In addition, the higher education institutions receive 117 million francs to cover indirect research costs incurred because of the new projects.

At the end of 2021, 5700 SNSF-funded projects were underway, involving more than 20,000 researchers, 39% of whom were women. The percentage of women leading a research project was 30.7%. This corresponds to an increase of 1.6 percentage points compared to 2020.

Horizon Europe: transitional measures

Switzerland cannot currently participate in important areas of the Horizon Europe research framework programme, which started in 2021. Therefore, starting in October 2021, the SNSF launched three new funding measures for Swiss researchers on behalf of the government, and a fourth at the beginning of 2022. So far, around 1500 applications for the financing of projects have been received. "By agreement with the government, we are offering alternative solutions for Switzerland's top researchers in the short and medium term.
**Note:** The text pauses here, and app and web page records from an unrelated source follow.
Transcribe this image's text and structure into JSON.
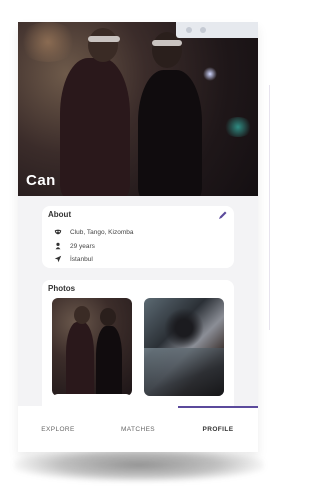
{
  "profile": {
    "name": "Can"
  },
  "about": {
    "title": "About",
    "rows": [
      {
        "icon": "mask-icon",
        "text": "Club, Tango, Kizomba"
      },
      {
        "icon": "person-icon",
        "text": "29 years"
      },
      {
        "icon": "location-arrow-icon",
        "text": "İstanbul"
      }
    ]
  },
  "photos": {
    "title": "Photos"
  },
  "nav": {
    "tabs": [
      {
        "label": "EXPLORE"
      },
      {
        "label": "MATCHES"
      },
      {
        "label": "PROFILE"
      }
    ],
    "active_index": 2
  },
  "colors": {
    "accent": "#5b4a9c",
    "card_background": "#ffffff",
    "screen_background": "#f3f3f5"
  }
}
But we know that this will not be able to fully compensate for being sidelined by Europe," says Matthias Egger, President of the National Research Council.

Increased international cooperation

Irrespective of Horizon Europe, the SNSF further expanded cross-border funding options for researchers at the end of 2021 and in early 2022. For example, the SNSF agreed to work closely with funding organisations in the US and the UK. And together with the Swiss government's Agency for Development and Cooperation SDC, it launched a new programme (SOR4D) in early 2022 to promote transdisciplinary research in and with developing countries. In general, SNSF-funded research is extremely international in character: in three out of four projects, Swiss researchers collaborate with colleagues abroad.

Additional Covid research programme

The SNSF continued to support research relating to Covid-19 last year. To date, it has approved a total of 107 projects to the tune of 45 million francs. In addition, at the end of 2021, it also launched a National Research Programme (NRP 80) on "Covid-19 in Society," aimed at the social sciences and humanities.

For more information, please refer to the 2021 Annual report. The detailed key figures and all funded projects can be found on the SNSF data portal.

New projects funded by the SNSF - six examples from the project funding scheme

Mathematics, natural sciences and engineering

  • Nina Hartrampf (University of Zurich) is exploring new, automated methods for the chemical synthesis of proteins and protein building blocks.
  • At what speed is the universe expanding? Frédéric Courbin (EPF Lausanne) makes measurements using the so-called gravitational lensing effect.

Life sciences

  • Mirjam Heldner (University Hospital Bern) combines state-of-the-art magnetic resonance imaging with conventional diagnostics and clinical examination to optimise the treatment for patients with calcified cerebral vessels.
  • Based on images, Achim Walter (ETH Zurich) wants to systematically record the reaction of wheat to environmental influences - and thus predict its growth in a warmer climate.

Social sciences and humanities

  • The Covid-19 pandemic is a threat to public health. Markus Freitag (University of Bern) is investigating the emotional impact of this threat and the resulting political attitudes.
  • The victims of Nazi despotism included Swiss citizens. How did Swiss authorities behave towards them between 1933 and 1965? Christina Späti (University of Fribourg) is investigating this issue.

Strategic priorities 2021-2028

Research and its context are constantly evolving. The SNSF wants to anticipate and help shape these changes. For this purpose, it started implementing a new strategy in January 2021, which it will pursue until 2028. It plans to continue offering optimal conditions for creative research in the future and, together with the higher education institutions, to promote talented researchers according to their needs. "In this way, we are strengthening Switzerland's powers of innovation and increasing well-being in Swiss society. At the same time, we are contributing to the United Nations' Agenda 2030. Its sustainable development goals are very important to us," says Director Angelika Kalt.

The four strategic priorities of the SNSF:

  • We promote diversity in research
  • We shape the future of research
  • We convey the value of research
  • We strengthen the competence of the SNSF